What Does it Take to Manage a Community?

A few weeks ago, I wrote a blog post, Reflections on Community Management: AKA “What Do You Do”, with thoughts about what community managers do. I promised to follow it up with another post about the skills it takes to manage communities. It was Seth Godin’s post, Jobs of the future, #1: Online Community Organizer, that originally got me thinking about this topic. Godin says:

“It would help if that person understood technology, at least well enough to know what it could do. They would need to be able to write. But they also have to be able to seduce stragglers into joining the group in the first place, so they have to be able to understand a marketplace, do outbound selling and non-electronic communications. They have to be able to balance huge amounts of inbound correspondence without making people feel left out, and they have to be able to walk the fine line between rejecting trolls and alienating the good guys.

Since there’s no rule book, it would help to be willing to try new things, to be self-starting and obsessed with measurement as well.” (Quote from Seth Godin’s Blog)

What skills do I think it takes to manage a community?

  • Patience. The community manager should not be the one responding to all of the questions. She needs to hold back and let others within the community participate. This is especially true when someone in the community is being particularly difficult. It can be easy to fire off an angry response that might be regretted later, but waiting until the emotions cool a bit can make the response more thoughtful and constructive. This includes patience with newbie community members. She may have heard the question a million times from other newbies, but this is probably the first time this particular person has asked the question. Taking a little time to welcome new community members while pointing them to a list of helpful resources (nicely) can go a long way toward helping to grow your community.
  • Networking. The best community managers are the ones who seem to know everyone and have a large group of colleagues who can help in various ways. These people do not typically acquire large networks by accident; they have good networking skills and are constantly meeting new people and growing their network.
  • Communication. Community managers should be great communicators. In some communities where the interactions are primarily online, good writing skills are essential. Public speaking skills can also be required for those community managers who also spend time organizing community events, evangelizing, and speaking at conferences on topics related to the community.
  • Facilitation. I spend a fair amount of time making sure that the right people are involved and engaged in the community. No one person can (or should) respond to every question or comment, so the community manager is frequently in the position of facilitating the discussions.
  • Technical Skills. Having at least a basic understanding of the technologies used in your community are important. This varies widely depending on the community. In my case, the ability to administer the Clearspace installation, maintaining and writing web pages, bug tracking software, svn, etc. have been really helpful. I find that my background as a sys admin has been really helpful in this job. Not all community managers need to be highly technical. It certainly helps to be able to do some things yourself, but in my case, I do what I can and rely on our hosting provider, our web developer, and other developers at Jive to help with the tricky stuff.
  • Marketing. For those of us managing developer communities, marketing may seem like a dirty word, but yes, marketing skills are a requirement. The community manager needs to be able to promote community activities, solicit new members, and in general get the word out about the community.
  • Self Motivation. In most cases, no one will be looking over the community manager’s shoulder telling him what to do. He needs to be self motivated to do whatever it takes to keep the community active and healthy without much direction from others.
  • Workaholic Tendencies. I do not mean that the community manager must work all the time; however, most communities do not exist in the 9-5 work hour schedule. People from all time zones participate at all hours of the day. Community managers probably want to at least check in on the community outside of business hours and respond to any hot topics or heated debates. This ties into the self motivation skills described above.
  • Organization. Community managers should also be organized. Keeping track of loose ends, making sure that questions are answered, being able to organize events, etc. all require good organizational skills and attention to detail. This is probably the toughest one for me. Although I tend to be highly organized, I tend not to be particularly attentive to details. I’m working on it 🙂

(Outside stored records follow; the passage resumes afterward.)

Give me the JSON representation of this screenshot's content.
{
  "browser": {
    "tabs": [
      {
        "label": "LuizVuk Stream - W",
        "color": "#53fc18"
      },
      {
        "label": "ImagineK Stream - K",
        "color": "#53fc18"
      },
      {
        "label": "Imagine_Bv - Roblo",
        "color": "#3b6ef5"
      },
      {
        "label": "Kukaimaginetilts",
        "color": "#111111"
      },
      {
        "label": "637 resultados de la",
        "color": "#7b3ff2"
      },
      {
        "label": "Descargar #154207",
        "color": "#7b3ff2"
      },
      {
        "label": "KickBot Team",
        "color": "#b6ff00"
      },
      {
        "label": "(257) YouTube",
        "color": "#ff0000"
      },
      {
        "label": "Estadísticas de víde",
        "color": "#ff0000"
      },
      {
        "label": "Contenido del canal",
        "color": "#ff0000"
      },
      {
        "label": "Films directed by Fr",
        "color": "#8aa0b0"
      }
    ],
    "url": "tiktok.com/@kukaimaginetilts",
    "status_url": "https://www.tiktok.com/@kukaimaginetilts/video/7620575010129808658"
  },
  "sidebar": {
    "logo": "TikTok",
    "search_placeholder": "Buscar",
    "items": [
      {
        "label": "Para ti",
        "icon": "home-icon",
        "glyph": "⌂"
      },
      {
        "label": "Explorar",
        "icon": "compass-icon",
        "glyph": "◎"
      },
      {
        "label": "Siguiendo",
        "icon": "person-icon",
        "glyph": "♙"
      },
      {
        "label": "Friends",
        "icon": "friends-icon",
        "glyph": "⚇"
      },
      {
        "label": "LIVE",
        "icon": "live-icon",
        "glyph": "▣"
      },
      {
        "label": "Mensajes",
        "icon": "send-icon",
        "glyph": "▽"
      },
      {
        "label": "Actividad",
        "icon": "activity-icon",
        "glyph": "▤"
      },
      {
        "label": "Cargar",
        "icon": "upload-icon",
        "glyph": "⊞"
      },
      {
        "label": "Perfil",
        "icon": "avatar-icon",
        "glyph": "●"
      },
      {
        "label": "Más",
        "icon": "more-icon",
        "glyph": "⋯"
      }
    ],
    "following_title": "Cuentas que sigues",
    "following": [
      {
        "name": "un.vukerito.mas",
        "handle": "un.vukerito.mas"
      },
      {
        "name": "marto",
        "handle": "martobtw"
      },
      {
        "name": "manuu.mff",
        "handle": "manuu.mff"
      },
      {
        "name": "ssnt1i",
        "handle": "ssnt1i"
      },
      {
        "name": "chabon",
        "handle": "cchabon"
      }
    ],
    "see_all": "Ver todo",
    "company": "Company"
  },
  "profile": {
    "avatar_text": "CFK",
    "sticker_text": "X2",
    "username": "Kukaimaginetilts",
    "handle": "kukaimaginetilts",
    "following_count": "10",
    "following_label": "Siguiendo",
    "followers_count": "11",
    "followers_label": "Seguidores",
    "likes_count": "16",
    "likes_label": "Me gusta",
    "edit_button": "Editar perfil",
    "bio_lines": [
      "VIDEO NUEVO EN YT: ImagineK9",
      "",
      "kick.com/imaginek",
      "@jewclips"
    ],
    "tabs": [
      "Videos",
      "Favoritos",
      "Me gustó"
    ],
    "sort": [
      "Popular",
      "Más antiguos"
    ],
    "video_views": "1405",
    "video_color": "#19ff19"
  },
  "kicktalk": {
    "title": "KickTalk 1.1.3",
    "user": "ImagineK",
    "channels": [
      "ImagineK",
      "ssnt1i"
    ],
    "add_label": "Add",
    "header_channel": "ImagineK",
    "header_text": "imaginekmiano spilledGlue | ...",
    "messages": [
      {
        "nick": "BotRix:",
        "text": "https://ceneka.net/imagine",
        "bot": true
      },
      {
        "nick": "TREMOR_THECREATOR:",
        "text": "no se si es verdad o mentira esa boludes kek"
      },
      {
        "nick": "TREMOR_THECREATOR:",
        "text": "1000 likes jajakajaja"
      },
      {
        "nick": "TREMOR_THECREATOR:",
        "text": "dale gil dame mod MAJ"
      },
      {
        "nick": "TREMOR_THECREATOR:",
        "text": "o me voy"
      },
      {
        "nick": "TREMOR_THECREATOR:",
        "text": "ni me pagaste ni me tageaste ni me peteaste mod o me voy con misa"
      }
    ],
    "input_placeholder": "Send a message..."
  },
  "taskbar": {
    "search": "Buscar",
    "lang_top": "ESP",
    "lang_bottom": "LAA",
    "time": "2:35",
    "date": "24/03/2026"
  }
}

I have no doubt that there are more skills required for community managers, but I think this is a pretty good start. This list may also be a bit skewed toward those who manage developer communities or open source communities, since these are the types of communities that I have managed. I would be very interested to hear perspectives from other community managers here in the comments. What skills do you think are most important for community managers?